Task directions: Give the count of lines in the entries below that contain the string "JSON", and only that count.

Extracted data entries:
· · ·

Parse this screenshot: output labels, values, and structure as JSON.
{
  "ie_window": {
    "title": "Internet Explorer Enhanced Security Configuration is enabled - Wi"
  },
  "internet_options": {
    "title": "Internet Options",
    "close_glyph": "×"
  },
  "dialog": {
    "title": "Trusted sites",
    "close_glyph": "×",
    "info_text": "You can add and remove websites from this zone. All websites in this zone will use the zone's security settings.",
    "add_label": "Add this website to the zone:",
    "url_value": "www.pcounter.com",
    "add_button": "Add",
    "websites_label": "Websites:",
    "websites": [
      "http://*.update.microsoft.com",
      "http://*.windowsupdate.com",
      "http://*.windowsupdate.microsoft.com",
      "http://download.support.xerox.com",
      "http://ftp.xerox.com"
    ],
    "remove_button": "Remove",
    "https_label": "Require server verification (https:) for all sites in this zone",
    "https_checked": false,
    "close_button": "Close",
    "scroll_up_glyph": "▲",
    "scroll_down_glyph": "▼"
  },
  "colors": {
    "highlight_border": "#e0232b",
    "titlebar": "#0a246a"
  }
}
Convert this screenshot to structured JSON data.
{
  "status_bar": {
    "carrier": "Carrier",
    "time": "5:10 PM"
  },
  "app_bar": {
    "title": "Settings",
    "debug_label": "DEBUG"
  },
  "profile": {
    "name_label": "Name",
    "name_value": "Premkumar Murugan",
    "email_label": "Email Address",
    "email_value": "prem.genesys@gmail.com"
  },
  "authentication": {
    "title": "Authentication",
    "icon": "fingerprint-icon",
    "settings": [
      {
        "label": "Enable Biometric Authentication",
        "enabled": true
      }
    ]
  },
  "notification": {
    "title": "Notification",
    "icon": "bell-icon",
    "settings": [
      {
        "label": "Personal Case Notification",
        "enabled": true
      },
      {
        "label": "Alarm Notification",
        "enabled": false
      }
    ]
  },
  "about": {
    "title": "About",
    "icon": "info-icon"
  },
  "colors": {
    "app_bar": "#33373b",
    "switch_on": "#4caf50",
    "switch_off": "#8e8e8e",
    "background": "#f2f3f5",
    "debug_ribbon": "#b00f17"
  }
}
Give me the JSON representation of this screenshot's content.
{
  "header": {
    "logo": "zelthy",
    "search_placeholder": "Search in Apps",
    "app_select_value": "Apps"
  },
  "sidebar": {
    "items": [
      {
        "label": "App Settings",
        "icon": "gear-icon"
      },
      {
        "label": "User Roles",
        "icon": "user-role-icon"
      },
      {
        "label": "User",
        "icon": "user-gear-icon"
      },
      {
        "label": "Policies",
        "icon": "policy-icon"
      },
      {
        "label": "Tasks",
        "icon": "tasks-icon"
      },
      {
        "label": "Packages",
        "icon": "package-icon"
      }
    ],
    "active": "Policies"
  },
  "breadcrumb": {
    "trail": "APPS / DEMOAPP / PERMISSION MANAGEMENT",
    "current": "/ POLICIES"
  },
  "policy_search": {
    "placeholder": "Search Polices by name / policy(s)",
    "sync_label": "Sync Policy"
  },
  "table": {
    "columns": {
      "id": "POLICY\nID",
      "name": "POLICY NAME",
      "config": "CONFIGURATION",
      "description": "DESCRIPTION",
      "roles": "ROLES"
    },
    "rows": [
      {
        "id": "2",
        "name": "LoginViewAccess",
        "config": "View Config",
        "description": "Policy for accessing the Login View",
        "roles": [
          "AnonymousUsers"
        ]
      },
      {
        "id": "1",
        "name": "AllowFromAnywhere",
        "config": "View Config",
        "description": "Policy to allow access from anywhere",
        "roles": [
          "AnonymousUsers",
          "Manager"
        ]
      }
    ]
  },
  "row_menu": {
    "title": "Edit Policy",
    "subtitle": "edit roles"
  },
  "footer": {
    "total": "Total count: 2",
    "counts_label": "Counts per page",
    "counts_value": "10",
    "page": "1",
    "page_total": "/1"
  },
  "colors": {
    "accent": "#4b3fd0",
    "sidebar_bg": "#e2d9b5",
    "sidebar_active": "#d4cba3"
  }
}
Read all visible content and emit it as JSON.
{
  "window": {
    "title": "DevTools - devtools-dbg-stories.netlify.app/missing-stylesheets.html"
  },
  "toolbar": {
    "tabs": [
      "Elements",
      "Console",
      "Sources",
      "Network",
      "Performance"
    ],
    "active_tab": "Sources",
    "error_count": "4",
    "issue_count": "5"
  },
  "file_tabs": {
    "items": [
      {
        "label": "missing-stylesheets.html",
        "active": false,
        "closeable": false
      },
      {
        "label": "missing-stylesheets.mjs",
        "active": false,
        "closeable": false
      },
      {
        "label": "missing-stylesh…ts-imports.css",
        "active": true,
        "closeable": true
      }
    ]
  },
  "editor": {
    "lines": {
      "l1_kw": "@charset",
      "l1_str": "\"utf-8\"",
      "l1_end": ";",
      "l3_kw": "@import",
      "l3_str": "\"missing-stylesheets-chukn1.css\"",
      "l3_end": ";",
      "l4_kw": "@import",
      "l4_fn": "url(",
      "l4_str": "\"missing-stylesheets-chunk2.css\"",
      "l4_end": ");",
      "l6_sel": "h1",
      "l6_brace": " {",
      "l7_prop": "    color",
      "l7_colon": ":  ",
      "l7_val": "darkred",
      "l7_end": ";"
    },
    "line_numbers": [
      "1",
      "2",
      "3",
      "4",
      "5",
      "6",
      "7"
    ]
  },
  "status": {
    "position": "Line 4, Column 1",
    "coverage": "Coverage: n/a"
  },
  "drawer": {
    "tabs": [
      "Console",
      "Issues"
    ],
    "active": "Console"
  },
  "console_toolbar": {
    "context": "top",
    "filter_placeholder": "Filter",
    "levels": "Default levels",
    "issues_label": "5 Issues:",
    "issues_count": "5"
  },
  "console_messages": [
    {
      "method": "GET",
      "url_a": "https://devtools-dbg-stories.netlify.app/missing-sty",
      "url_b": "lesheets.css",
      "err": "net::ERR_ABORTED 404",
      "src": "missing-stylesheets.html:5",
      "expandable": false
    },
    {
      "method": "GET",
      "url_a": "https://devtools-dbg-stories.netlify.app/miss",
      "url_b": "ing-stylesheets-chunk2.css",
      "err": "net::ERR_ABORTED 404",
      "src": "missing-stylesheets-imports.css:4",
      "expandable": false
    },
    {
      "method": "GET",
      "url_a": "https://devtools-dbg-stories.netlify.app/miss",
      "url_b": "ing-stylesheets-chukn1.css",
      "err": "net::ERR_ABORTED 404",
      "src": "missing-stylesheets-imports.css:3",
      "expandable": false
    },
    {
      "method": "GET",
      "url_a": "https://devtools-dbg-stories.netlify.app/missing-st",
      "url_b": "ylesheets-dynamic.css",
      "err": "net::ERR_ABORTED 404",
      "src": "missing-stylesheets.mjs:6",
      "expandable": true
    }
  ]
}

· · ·

Result: 4